The GoFundMe campaign helps to absorb the overwhelming costs the couple cannot supply themselves. “We are committed to use the [donated] funds only for treatment.
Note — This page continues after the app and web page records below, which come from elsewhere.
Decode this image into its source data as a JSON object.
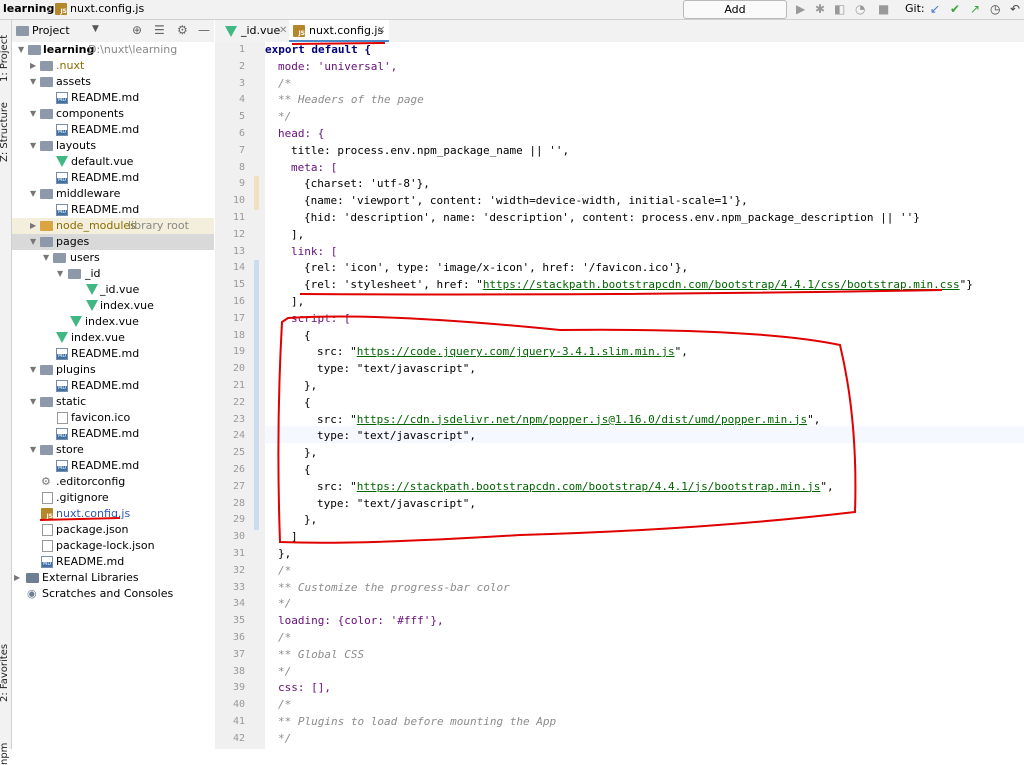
{
  "breadcrumb": {
    "project": "learning",
    "file": "nuxt.config.js"
  },
  "toolbar": {
    "add_configuration": "Add Configuration...",
    "git_label": "Git:"
  },
  "side_tabs": {
    "project": "1: Project",
    "structure": "Z: Structure",
    "favorites": "2: Favorites",
    "npm": "npm"
  },
  "project_panel": {
    "title": "Project"
  },
  "tree": {
    "root": {
      "name": "learning",
      "path": "D:\\nuxt\\learning"
    },
    "nuxt": ".nuxt",
    "assets": "assets",
    "assets_readme": "README.md",
    "components": "components",
    "components_readme": "README.md",
    "layouts": "layouts",
    "layouts_default": "default.vue",
    "layouts_readme": "README.md",
    "middleware": "middleware",
    "middleware_readme": "README.md",
    "node_modules": "node_modules",
    "node_modules_hint": "library root",
    "pages": "pages",
    "users": "users",
    "id_folder": "_id",
    "id_vue": "_id.vue",
    "id_index": "index.vue",
    "users_index": "index.vue",
    "pages_index": "index.vue",
    "pages_readme": "README.md",
    "plugins": "plugins",
    "plugins_readme": "README.md",
    "static": "static",
    "favicon": "favicon.ico",
    "static_readme": "README.md",
    "store": "store",
    "store_readme": "README.md",
    "editorconfig": ".editorconfig",
    "gitignore": ".gitignore",
    "nuxt_config": "nuxt.config.js",
    "package_json": "package.json",
    "package_lock": "package-lock.json",
    "root_readme": "README.md",
    "external_libraries": "External Libraries",
    "scratches": "Scratches and Consoles"
  },
  "editor_tabs": {
    "tab1": "_id.vue",
    "tab2": "nuxt.config.js"
  },
  "code": {
    "line_numbers": [
      "1",
      "2",
      "3",
      "4",
      "5",
      "6",
      "7",
      "8",
      "9",
      "10",
      "11",
      "12",
      "13",
      "14",
      "15",
      "16",
      "17",
      "18",
      "19",
      "20",
      "21",
      "22",
      "23",
      "24",
      "25",
      "26",
      "27",
      "28",
      "29",
      "30",
      "31",
      "32",
      "33",
      "34",
      "35",
      "36",
      "37",
      "38",
      "39",
      "40",
      "41",
      "42"
    ],
    "l1": "export default {",
    "l2": "mode: 'universal',",
    "l3": "/*",
    "l4": "** Headers of the page",
    "l5": "*/",
    "l6": "head: {",
    "l7": "title: process.env.npm_package_name || '',",
    "l8": "meta: [",
    "l9": "{charset: 'utf-8'},",
    "l10": "{name: 'viewport', content: 'width=device-width, initial-scale=1'},",
    "l11": "{hid: 'description', name: 'description', content: process.env.npm_package_description || ''}",
    "l12": "],",
    "l13": "link: [",
    "l14": "{rel: 'icon', type: 'image/x-icon', href: '/favicon.ico'},",
    "l15_pre": "{rel: 'stylesheet', href: \"",
    "l15_url": "https://stackpath.bootstrapcdn.com/bootstrap/4.4.1/css/bootstrap.min.css",
    "l15_post": "\"}",
    "l16": "],",
    "l17": "script: [",
    "l18": "{",
    "l19_pre": "src: \"",
    "l19_url": "https://code.jquery.com/jquery-3.4.1.slim.min.js",
    "l19_post": "\",",
    "l20": "type: \"text/javascript\",",
    "l21": "},",
    "l22": "{",
    "l23_pre": "src: \"",
    "l23_url": "https://cdn.jsdelivr.net/npm/popper.js@1.16.0/dist/umd/popper.min.js",
    "l23_post": "\",",
    "l24": "type: \"text/javascript\",",
    "l25": "},",
    "l26": "{",
    "l27_pre": "src: \"",
    "l27_url": "https://stackpath.bootstrapcdn.com/bootstrap/4.4.1/js/bootstrap.min.js",
    "l27_post": "\",",
    "l28": "type: \"text/javascript\",",
    "l29": "},",
    "l30": "]",
    "l31": "},",
    "l32": "/*",
    "l33": "** Customize the progress-bar color",
    "l34": "*/",
    "l35": "loading: {color: '#fff'},",
    "l36": "/*",
    "l37": "** Global CSS",
    "l38": "*/",
    "l39": "css: [],",
    "l40": "/*",
    "l41": "** Plugins to load before mounting the App",
    "l42": "*/"
  }
}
Whatever we don’t use will either get returned to our financial backers or donated to an orphanage in Haiti where a friend of ours adopted from,” she said.
The fundraiser has another function that is just as important as funding their fertility treatments: raising awareness about infertility and the struggles people go through to be able to raise children.
They want those who suffer in silence to know they’re not alone, especially since the World Health Organization, the American Society for Reproductive Medicine and the American College of Obstetricians and Gynecologists all recognize that infertility affects one in eight couples in the United States.
Jackson’s compassion for her friends continues to help them receive treatments. “Just the encouragement from her and former students, neighbors and friends we’ve made through Relay for Life in Fluvanna,” she said.” People have been amazing, sending us notes, sending us checks for thousands of dollars just to help us. We are only $300 short of being able to pay for our treatment for this month.”
The campaign continues for the Fluvanna County High School graduate and her husband, who regularly share updates of what is going on both physically and emotionally through a blog called God’s Whisper Farm.
To visit the blog, go to https://godswhisperfarm.com/. To rally around the Cumbo-Floyds as part of the greater Fluvanna community, go to https://www.gofundme.com/fertility-tx-for-andi-phillip.